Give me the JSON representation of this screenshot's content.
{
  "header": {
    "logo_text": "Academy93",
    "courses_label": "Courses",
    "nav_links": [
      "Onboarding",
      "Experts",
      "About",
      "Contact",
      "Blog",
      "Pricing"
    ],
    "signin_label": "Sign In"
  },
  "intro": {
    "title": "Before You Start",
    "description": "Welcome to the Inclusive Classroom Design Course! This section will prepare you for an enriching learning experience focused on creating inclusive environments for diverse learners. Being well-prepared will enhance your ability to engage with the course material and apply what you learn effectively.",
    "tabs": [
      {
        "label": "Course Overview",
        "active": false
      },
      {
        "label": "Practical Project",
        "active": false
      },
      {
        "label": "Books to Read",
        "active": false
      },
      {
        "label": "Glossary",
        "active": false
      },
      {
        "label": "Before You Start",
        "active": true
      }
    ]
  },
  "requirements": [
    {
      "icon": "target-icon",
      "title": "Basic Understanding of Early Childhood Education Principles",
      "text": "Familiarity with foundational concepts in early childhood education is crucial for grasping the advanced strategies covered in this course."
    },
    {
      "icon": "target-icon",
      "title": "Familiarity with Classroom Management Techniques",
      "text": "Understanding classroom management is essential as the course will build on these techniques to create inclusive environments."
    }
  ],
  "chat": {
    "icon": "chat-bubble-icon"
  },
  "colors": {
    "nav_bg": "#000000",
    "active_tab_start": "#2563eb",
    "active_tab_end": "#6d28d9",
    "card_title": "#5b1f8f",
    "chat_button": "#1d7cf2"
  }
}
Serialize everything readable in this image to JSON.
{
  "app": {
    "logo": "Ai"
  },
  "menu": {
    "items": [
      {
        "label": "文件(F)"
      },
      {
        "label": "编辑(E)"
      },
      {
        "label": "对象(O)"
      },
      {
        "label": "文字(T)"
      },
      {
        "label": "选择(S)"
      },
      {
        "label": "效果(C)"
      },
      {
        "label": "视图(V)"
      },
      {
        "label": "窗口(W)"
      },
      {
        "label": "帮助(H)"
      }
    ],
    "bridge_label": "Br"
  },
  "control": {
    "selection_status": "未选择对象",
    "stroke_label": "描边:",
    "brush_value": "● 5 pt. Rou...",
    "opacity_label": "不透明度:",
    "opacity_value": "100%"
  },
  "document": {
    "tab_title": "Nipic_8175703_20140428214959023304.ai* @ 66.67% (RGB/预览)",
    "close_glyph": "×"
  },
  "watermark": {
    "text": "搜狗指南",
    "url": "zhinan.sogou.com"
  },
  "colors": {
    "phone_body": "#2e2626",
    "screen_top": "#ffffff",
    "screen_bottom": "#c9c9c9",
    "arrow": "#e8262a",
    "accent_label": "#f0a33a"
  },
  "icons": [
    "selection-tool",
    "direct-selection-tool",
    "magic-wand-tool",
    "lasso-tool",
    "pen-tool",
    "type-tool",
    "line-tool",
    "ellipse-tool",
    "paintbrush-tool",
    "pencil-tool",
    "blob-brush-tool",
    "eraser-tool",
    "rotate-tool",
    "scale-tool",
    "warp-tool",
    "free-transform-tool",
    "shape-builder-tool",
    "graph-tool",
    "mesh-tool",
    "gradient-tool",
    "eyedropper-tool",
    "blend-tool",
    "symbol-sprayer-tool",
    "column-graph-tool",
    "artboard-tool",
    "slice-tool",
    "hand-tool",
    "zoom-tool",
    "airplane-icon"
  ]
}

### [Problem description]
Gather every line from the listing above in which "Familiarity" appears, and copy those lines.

### [Exercise response]
      "text": "Familiarity with foundational concepts in early childhood education is crucial for grasping the advanced strategies covered in this course."
      "title": "Familiarity with Classroom Management Techniques",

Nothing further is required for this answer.